"It's a longer, stiffer, coarser fiber," stated Levi's head of global product innovation, Paul Dillinger, to Business Insider. "It doesn't want to be turned into something soft. It wants to be turned into rope." Levi's has formulated a way to soften the hemp fibers and able blend them with the cotton in a way that uses significantly less water than the process used to turn hemp fibers into a rough material. "It's great that it's resonating with the consumer, but it's more important that it's helping to future-proof our supply chain," he said.
"Our intention is to take this to the core of the line, to blend it into the line, to make this a part of the Levi's portfolio," Dillinger said; Entailing Levi’s hemp is an ongoing project that is intended to become a large part of the company’s bottom line and not just part of a niche market
Dillinger directed that Levi's is committed to improving the quality of its cottonized-hemp aiming for a 50/50 blend for most apparel, and 100% hemp for specific products. Dillinger also expects a cottonized-hemp garment that is all hemp and feels all cotton in the foreseeable future.

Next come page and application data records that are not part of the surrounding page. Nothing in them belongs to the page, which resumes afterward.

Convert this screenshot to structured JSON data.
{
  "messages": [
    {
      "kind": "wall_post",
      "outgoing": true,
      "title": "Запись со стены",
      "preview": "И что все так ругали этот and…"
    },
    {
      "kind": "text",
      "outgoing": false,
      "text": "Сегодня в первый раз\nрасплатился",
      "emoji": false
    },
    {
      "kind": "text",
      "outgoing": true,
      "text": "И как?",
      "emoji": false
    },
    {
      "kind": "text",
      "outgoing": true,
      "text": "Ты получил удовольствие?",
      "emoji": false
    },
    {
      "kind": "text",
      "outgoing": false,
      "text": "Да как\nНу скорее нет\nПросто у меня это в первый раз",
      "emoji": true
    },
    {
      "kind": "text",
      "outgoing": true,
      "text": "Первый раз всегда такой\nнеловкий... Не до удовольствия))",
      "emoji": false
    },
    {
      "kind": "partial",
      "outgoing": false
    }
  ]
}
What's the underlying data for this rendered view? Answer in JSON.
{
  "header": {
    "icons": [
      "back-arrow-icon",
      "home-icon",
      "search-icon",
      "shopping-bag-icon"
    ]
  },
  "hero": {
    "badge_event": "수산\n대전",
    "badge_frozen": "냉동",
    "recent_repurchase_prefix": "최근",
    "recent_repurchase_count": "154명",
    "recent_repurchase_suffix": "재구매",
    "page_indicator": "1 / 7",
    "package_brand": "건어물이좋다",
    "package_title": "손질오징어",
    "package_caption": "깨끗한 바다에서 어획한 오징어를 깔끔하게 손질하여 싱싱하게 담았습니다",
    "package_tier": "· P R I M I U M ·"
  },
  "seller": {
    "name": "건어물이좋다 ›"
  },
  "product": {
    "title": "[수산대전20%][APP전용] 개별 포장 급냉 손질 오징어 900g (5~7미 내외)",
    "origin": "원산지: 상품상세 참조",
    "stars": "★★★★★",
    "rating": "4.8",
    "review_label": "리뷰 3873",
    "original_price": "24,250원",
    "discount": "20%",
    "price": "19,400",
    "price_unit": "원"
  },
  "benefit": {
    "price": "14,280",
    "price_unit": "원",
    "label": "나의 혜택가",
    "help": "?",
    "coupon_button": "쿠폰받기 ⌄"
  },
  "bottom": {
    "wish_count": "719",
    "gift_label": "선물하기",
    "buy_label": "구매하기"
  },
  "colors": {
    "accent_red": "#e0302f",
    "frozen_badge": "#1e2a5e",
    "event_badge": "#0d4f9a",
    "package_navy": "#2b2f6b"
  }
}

Dillinger expressed the need for cotton alternatives. Being familiar with the status of hemp, it wasn’t until European hemp research discovered by Levi’s, that the solution became apparent. Levi's would not reveal its partners or details of its breakthroughs, except to say that it had a market-ready material after three years.
When Levi's finds achieves production of 100% cottonized-hemp clothing, "We're going to go from a garment that goes from 3,781 L of fresh water, 2,655 of that in just the fiber cultivation," "We take out more than 2/3 of the total water impact to the garment. That's saving a lot."
Dillinger, although optimistic, quickly pointed out that he doesn't want hype around the hemp industry. Levi's and its competitors aren’t fully replacing cotton or revolutionizing the industry overnight. There is still many years of research and development, and it is likely that hemp will be one of many cotton alternatives.
"So often there's the assumption that to purchase a sustainably-made product is going to involve a sacrifice, and that the choice is between something ethically made or something that's cute," he said. "You don't have to sacrifice to buy sustainably." The idea behind the line is the customers won’t even know the difference.